"Same title?" Kurt asked.
"Same words?" Kurt asked.
"Some were different, but not many. It looked like a sloppy attempt at veiling plagiarism. Like kids do in school," Miles said.
"I wrote every word in that book," Kurt said, jabbing his finger at the manuscript.
"Richard Bock begs to differ. And so do his lawyers," Miles pointed to his left and then to his right, "Joshua and Byron Fickelstein of Fickelstein and Fickelstein."
The two suited men acknowledged Kurt sternly. The whole thing was like bad television, like they had rehearsed it.
"There’s more," Miles said.
"More manuscripts," Miles said.
"I stole more than one?" Kurt asked.
"You’re admitting it?" one of the suits asked.
"That’s an admission," the other suit chimed in, making a note of it on a legal pad.
Kurt glared at them.
"If this is a joke, now is the time to tell me," Miles said.
Kurt said nothing.
"Then you mean to tell me you don’t know anything about the other six manuscripts that showed up on my desk," Miles continued. "The ones exactly like Bock’s?"
"There are six other manuscripts?" Kurt asked in a shocked gasp. "Wait a second. Why are they like Bock’s? Why not like mine?"
"Richard Bock is a Hugo Award winner, has a PhD in astrophysics, and is a best-selling author."
"So, he’s innocent until proven guilty. The rest of you are suspects."
One of the suits handed Kurt a document as thick as a dictionary.
"This is basically a gag order," Miles said. "You can’t talk about, submit, or distribute the manuscript. The copy you submitted to me, as well as the other six manuscripts, are being held as evidence. Fickelstein and Fickelstein have also asked that your house be searched, your computer be confiscated, and criminal action taken."
"Copyright infringement is a crime," Miles said.
"Miles, you can’t possibly think I put my name on someone else’s book? How stupid would that be? Give me a little credit!" Kurt said.
"No one is pressing formal charges as of yet, but I suggest you cooperate with the authorities in any way you can," Miles said.
"How could I have stolen from Richard Bock?" Kurt asked. "I work in nonfiction. You’re the only one at Lor authorized to read his material. I’ve never even read one of his published books!"
"As a reader for the publishing house, you have access to submissions. You know how manuscripts fly around this office," Miles said.
It was true. Last year one manuscript in particular, a tearjerker written by a well-known romance writer, had been passed around to every secretary in the office.

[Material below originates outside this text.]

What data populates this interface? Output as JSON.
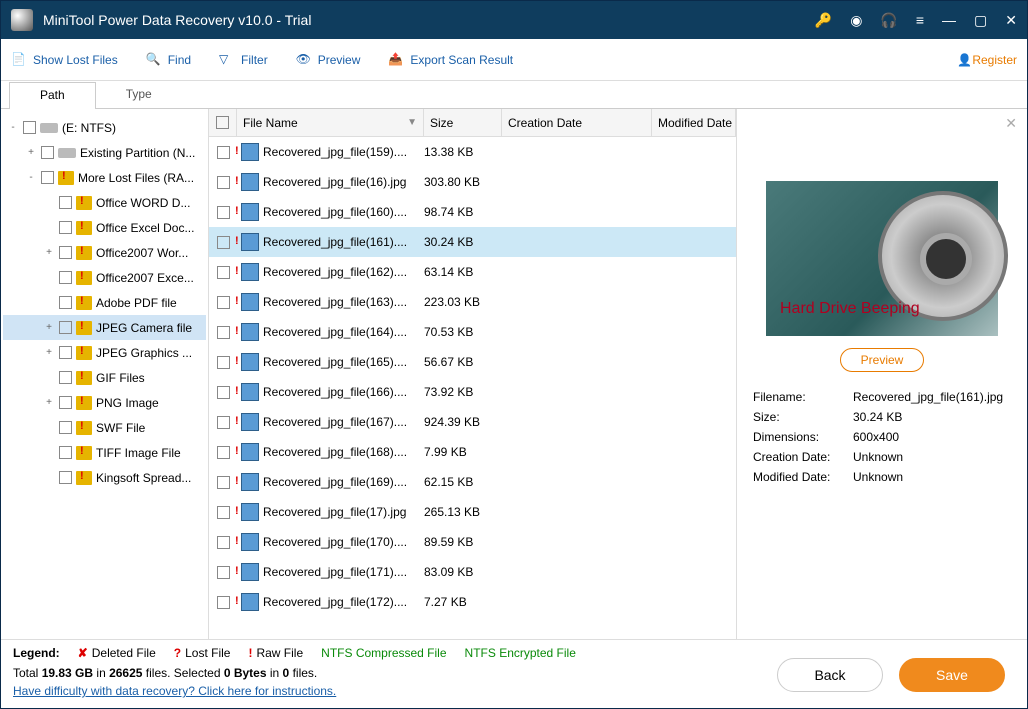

One of the girls had even taken it home for a few days and brought it back wrinkled with tear stains.
"Miles. The whole reason I wanted to work in nonfiction is so I wouldn’t be influenced by other writers," Kurt said.
"Now Kurt, I’m not saying for sure you plagiarized his work, but it's a little strange you submitted the same book he did. What am I supposed to think?"
"Similar ideas come out all the time. Remember those two asteroid movies?"
"Kurt, your whole book is identical to Bock’s book."
"Impossible! No way!"
"If there’s been a mistake, we’ll find out what it is. You have my full support, but for now, I regret to inform you, I have to let you go. You’re fired."
"You’re firing me? I can’t believe this!" Kurt threw up his hands.
"Security has already cleaned out your desk. They’re waiting for you in the lobby."
As Kurt left the office, shocked, confused, and angry, Miles's last words were nearly lost on him: "Get a lawyer."
Out in the lobby, amid the pity-filled eyes of a half dozen receptionists, two security guards he knew by name handed him a cardboard box full of his stuff and escorted him to the elevator. He felt like a criminal.
To top it off, a very angry woman was waiting for him in the lobby.